The Washington Shorelines Hearings Board today upheld the denial of shoreline development permits for Millennium Bulk Terminals, an enormous coal export terminal proposed in Longview, Washington. In November 2017, the Cowlitz County Hearing Examiner denied required shorelines permits for the project; Millennium appealed that ruling to the Shorelines Hearings Board, arguing that the Hearing Examiner made legal and factual errors.
The Board agreed with the Washington Department of Ecology and conservation groups that the significant and unavoidable harms found during the environmental and public health review provided a valid basis for denying Millennium’s permits.
“Millennium would cause a host of harms to our air, water, fish, and health, and the Shorelines Hearings Board upheld the decision that these impacts were simply too great under Washington and Cowlitz County laws,” said Kristen Boyles, an Earthjustice attorney representing the conservation groups. “With yet another defeat, Millennium should fold its cards and leave the table.”
The Board also rejected Millennium’s argument that impacts from the coal terminal should be considered in two separate stages, an argument that would have allowed invalid piece-meal review.
“Building the largest coal export terminal in North America would cause unavoidable harm to people and the Columbia River,” said Jasmine Zimmer-Stucky, co-director of the Power Past Coal coalition and senior organizer for Columbia Riverkeeper. “It is time to close the coal export chapter and protect the health of local communities and our climate.”
“The people of Washington have spoken mdash; this project poses too much of a threat to our clean air, clean water and rapidly changing climate,” said Cesia Kearns, Deputy Campaign Director for the Sierra Club’s Beyond Coal campaign.

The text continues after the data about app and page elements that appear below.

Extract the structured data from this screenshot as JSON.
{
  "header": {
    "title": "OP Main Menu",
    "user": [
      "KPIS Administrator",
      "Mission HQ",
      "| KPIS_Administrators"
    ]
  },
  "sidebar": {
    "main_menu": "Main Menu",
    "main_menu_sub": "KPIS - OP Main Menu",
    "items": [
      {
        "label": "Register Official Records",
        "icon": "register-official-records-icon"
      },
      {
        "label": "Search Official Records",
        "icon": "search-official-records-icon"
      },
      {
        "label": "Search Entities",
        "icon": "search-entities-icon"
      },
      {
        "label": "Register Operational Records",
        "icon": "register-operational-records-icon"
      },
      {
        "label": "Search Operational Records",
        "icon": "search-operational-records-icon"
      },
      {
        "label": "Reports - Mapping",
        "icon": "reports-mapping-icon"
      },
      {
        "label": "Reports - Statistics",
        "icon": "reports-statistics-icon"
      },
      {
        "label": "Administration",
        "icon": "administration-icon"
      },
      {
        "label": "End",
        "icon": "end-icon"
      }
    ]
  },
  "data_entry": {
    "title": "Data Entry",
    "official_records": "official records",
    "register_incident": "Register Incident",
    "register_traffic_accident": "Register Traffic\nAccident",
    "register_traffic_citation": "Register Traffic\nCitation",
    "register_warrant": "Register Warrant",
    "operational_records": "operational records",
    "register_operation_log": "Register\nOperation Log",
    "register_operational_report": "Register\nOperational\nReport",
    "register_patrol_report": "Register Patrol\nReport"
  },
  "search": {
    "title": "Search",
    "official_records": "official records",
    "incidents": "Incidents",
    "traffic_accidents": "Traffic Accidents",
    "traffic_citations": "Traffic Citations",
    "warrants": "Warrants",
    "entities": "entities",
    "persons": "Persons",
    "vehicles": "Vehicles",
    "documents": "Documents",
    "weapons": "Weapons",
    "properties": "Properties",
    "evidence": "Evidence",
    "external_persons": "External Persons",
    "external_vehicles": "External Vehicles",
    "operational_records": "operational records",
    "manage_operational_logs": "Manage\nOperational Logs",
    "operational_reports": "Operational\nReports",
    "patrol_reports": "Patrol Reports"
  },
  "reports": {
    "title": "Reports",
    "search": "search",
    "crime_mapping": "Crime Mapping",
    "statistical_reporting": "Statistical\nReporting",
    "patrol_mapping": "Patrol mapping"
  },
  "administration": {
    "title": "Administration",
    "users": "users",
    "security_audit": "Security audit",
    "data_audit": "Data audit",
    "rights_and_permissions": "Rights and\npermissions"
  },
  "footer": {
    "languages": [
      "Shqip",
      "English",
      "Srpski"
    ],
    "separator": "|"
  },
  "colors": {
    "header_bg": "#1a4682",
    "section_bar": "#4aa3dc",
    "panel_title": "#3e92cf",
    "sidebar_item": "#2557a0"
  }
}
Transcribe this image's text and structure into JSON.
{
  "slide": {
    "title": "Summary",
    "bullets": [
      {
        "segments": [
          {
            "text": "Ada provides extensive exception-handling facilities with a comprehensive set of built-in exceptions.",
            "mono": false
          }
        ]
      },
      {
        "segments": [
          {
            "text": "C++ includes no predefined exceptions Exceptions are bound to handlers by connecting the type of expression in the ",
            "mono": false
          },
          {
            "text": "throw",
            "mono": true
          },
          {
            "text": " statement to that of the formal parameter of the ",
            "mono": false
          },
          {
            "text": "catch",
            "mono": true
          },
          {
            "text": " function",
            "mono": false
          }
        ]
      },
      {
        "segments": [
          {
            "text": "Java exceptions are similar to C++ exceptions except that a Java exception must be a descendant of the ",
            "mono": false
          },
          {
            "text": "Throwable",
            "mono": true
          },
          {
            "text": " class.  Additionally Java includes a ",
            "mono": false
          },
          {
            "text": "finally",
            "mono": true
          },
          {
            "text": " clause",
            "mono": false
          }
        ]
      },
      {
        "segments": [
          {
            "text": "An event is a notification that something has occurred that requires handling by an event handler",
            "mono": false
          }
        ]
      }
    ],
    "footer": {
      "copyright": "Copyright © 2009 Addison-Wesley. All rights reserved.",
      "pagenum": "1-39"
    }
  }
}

The past decade saw seven coal export terminals proposed in Oregon, Washington, and British Columbia to great public outcry and opposition. Not one has been constructed.
Washington Environmental Council, Climate Solutions, Friends of the Columbia Gorge, Sierra Club, and Columbia Riverkeeper, represented by Earthjustice, intervened as parties in this case.